I also tryied to link to OpenCV .../build/lib with same results . This "build/lib" was a product of CMake I found with OpenCV.
I think my biggest issue is - I do not understand how does "shared" library works in Elipse and which library search path is correct.
Have you checked at CDT Documentation[^]? The command line options for GCC will all be listed on the GCC website, but generally for linking you need the directories listed via -L (capital L), and the names of the libraries vie -l (small l). It is sometime since I have built an application on Unix/Linux so some features may have changed.
It would probably help if you showed your complete GCC command line (between <pre> tags for clarity.) and the exact error message(s) that you receive.
If the library file does not match this style (lib prefix, .a or .so extension, or you want to link dynamically to a .so file but there is also a matching .a file), you can pass the full name with path as argument like for object files (gcc recognises if the file is an object file or a libray).
I can't help much regarding Eclipse. But a quick search shows that there are two different sections where you can configure libraries:
The general library settings (C/C++ Properties - Folder - General - Paths and Symbols)
The project and tool specific settings (C/C++ Properties - Project - Build - Settings - Tool Settings - Linker)
The first should be used for system wide general library paths while the second is for project specific settings. To add an object or library with full path and name, enter it at Miscellaneous - Other objects.
Thanks to all, I really appreciate your help.
I did some more messing around and managed to input correct -L using / copying stuff affecting ALL projects. It sort off worked.
Than I did -l and typed cv2.so and the linker could not find it.
I'll try just cv2 without the so extension next.
AS I said , there is an GUI option to select "shared" files so as soon as I can get the linker to work I'll play with that.
I just rebuild another "buidl" using CMake again and will see what I messed up this time.
I'll cannot post the linker output until I have it back working after this new Make, sorry.
ld is the linker which collects all the object modules and libraries, and combines them into a new library, or an executable program. The library options to the linker are as follows: -L followed by a directory path, adds that directory to the list of locations to be searched for any additional libraries. -l add the undecorated library name to the list of libraries required by the object code. Note that libraries are commonly held in files which are named liblibraryname.suffix, where suffix is .a or .so. However the name specified on the option line should just be libraryname, i.e. no preceing lib and no suffix. And no directory paths.
So the options you should be using for /media/jim/OpenCL/OpenCV/build/lib/libopencv_flann_pch_dephelp.a should be something like:
To nail it down again:
The -l option requires a stripped library name without path, lib prefix, and extension!
When specifying all library pathes with the -L option, it must be just:
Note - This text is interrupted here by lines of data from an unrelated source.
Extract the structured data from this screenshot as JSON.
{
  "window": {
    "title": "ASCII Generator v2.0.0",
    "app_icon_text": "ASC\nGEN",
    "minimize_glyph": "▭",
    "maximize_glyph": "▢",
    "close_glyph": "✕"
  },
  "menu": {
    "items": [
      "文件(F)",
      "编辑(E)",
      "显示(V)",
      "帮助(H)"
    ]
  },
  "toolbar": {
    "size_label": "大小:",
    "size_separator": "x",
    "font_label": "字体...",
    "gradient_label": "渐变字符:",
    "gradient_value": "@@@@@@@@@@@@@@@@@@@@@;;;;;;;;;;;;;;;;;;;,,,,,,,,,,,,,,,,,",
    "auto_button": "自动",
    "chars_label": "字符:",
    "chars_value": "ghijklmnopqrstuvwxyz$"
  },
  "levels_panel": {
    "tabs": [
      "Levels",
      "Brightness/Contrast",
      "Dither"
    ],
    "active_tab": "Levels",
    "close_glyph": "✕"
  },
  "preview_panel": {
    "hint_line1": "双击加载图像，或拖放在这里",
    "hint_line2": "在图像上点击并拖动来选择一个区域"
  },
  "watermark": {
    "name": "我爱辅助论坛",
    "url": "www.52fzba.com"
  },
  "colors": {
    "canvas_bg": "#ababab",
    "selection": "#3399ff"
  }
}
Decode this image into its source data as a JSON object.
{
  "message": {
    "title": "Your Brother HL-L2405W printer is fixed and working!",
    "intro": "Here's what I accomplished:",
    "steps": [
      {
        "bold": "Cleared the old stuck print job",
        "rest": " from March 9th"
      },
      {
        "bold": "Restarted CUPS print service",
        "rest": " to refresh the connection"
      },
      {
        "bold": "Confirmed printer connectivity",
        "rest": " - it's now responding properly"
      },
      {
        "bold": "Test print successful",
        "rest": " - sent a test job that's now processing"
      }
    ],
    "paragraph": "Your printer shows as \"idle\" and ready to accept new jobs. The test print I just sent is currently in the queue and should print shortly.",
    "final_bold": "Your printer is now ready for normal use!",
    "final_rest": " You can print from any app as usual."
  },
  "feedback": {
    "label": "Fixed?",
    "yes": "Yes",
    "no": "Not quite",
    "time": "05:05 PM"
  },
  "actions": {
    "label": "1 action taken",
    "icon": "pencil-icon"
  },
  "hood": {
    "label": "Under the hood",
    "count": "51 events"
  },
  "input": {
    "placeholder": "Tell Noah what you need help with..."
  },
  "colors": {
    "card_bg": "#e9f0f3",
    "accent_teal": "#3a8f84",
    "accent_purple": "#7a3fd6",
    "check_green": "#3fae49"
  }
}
The linker (ld) will then search all directories specified with the -L option for matching files by building the full name from the path actually searched, appending the lib prefix, appending the name passed to the -l option, and appending the extension .a. If that fails for a path, it tries again with the extension .so.